Oral history interview with George McElroy [electronic resource], 1971.
|Creator: ||McElroy, George Albert, 1922-2006||Project: ||Black Journalists Oral History Collection. |
(see all project interviews)
|Phys. Desc. :||1 sound file : digital preservation master, WAV files (96 kHz, 24 bit) Transcript: 25 pages|
|Location: ||Columbia Center for Oral History|
|Full CLIO record >>|
George Albert McElroy (1922-2006) was born and raised in Houston, Texas. He served in the United States Navy during World War II and the Korean War. Having been turned away by the University of Texas because of segregation laws, he received a bachelor's degree from Texas Southern University (then known as Texas Southern State University for Negroes). In 1970, he became the first African American to receive a master's degree in journalism from the University of Missouri. He was the first black reporter and columnist for the Houston Post, formerly Texas' largest morning daily. He worked for the Houston Informer for fifty-eight years, serving as Editor Emeritus in his final years.
Scope and Contents
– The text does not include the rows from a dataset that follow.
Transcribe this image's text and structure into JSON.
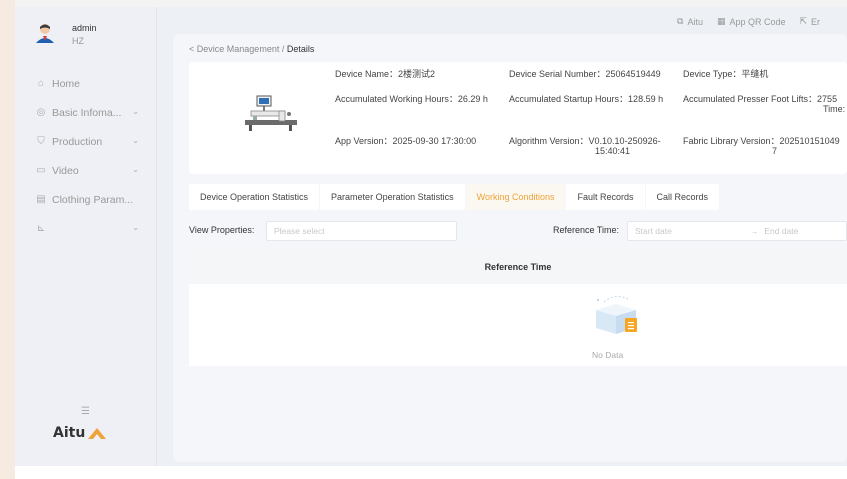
{
  "user": {
    "name": "admin",
    "org": "HZ"
  },
  "sidebar": {
    "items": [
      {
        "label": "Home",
        "icon": "home-icon",
        "chevron": false
      },
      {
        "label": "Basic Infoma...",
        "icon": "info-icon",
        "chevron": true
      },
      {
        "label": "Production",
        "icon": "production-icon",
        "chevron": true
      },
      {
        "label": "Video",
        "icon": "video-icon",
        "chevron": true
      },
      {
        "label": "Clothing Param...",
        "icon": "clothing-icon",
        "chevron": false
      },
      {
        "label": "",
        "icon": "chart-icon",
        "chevron": true
      }
    ],
    "collapse_icon": "menu-collapse-icon",
    "logo_text": "Aitu"
  },
  "header": {
    "links": [
      {
        "label": "Aitu",
        "icon": "external-link-icon"
      },
      {
        "label": "App QR Code",
        "icon": "qr-code-icon"
      },
      {
        "label": "Er",
        "icon": "export-icon"
      }
    ]
  },
  "breadcrumb": {
    "back_icon": "chevron-left-icon",
    "parent": "Device Management",
    "separator": "/",
    "current": "Details"
  },
  "device": {
    "name": "Device Name：2楼测试2",
    "serial": "Device Serial Number：25064519449",
    "type": "Device Type：平缝机",
    "working_hours": "Accumulated Working Hours：26.29 h",
    "startup_hours": "Accumulated Startup Hours：128.59 h",
    "presser_lifts": "Accumulated Presser Foot Lifts：2755",
    "presser_lifts_unit": "Time:",
    "app_version": "App Version：2025-09-30 17:30:00",
    "algorithm_version": "Algorithm Version：V0.10.10-250926-",
    "algorithm_version_2": "15:40:41",
    "fabric_version": "Fabric Library Version：202510151049",
    "fabric_version_2": "7"
  },
  "tabs": [
    {
      "label": "Device Operation Statistics",
      "active": false
    },
    {
      "label": "Parameter Operation Statistics",
      "active": false
    },
    {
      "label": "Working Conditions",
      "active": true
    },
    {
      "label": "Fault Records",
      "active": false
    },
    {
      "label": "Call Records",
      "active": false
    }
  ],
  "filters": {
    "view_label": "View Properties:",
    "view_placeholder": "Please select",
    "ref_label": "Reference Time:",
    "start_placeholder": "Start date",
    "arrow": "→",
    "end_placeholder": "End date"
  },
  "table": {
    "columns": [
      "Reference Time"
    ],
    "empty_text": "No Data"
  },
  "colors": {
    "accent": "#f0a33a",
    "background": "#edf0f5",
    "card": "#f4f6f9"
  }
}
At the beginning of this interview, McElroy notes challenges for the black press, such as the small pool of experienced editors and publishers, lack of advertising, and unsatisfactory salaries. Discussing the outsourcing of the assembly of a newspaper, McElroy notes the importance of having a physical place where a paper is published. He discusses: the impact of white ownership of a black newspaper; the past successes of the black press; the social engagement of black papers at the time of the interview; the white readership of black papers; and the importance of the editorial page. The interview concludes with McElroy's thoughts on the political role of the black press and about the difference between black newspapers in the North and South.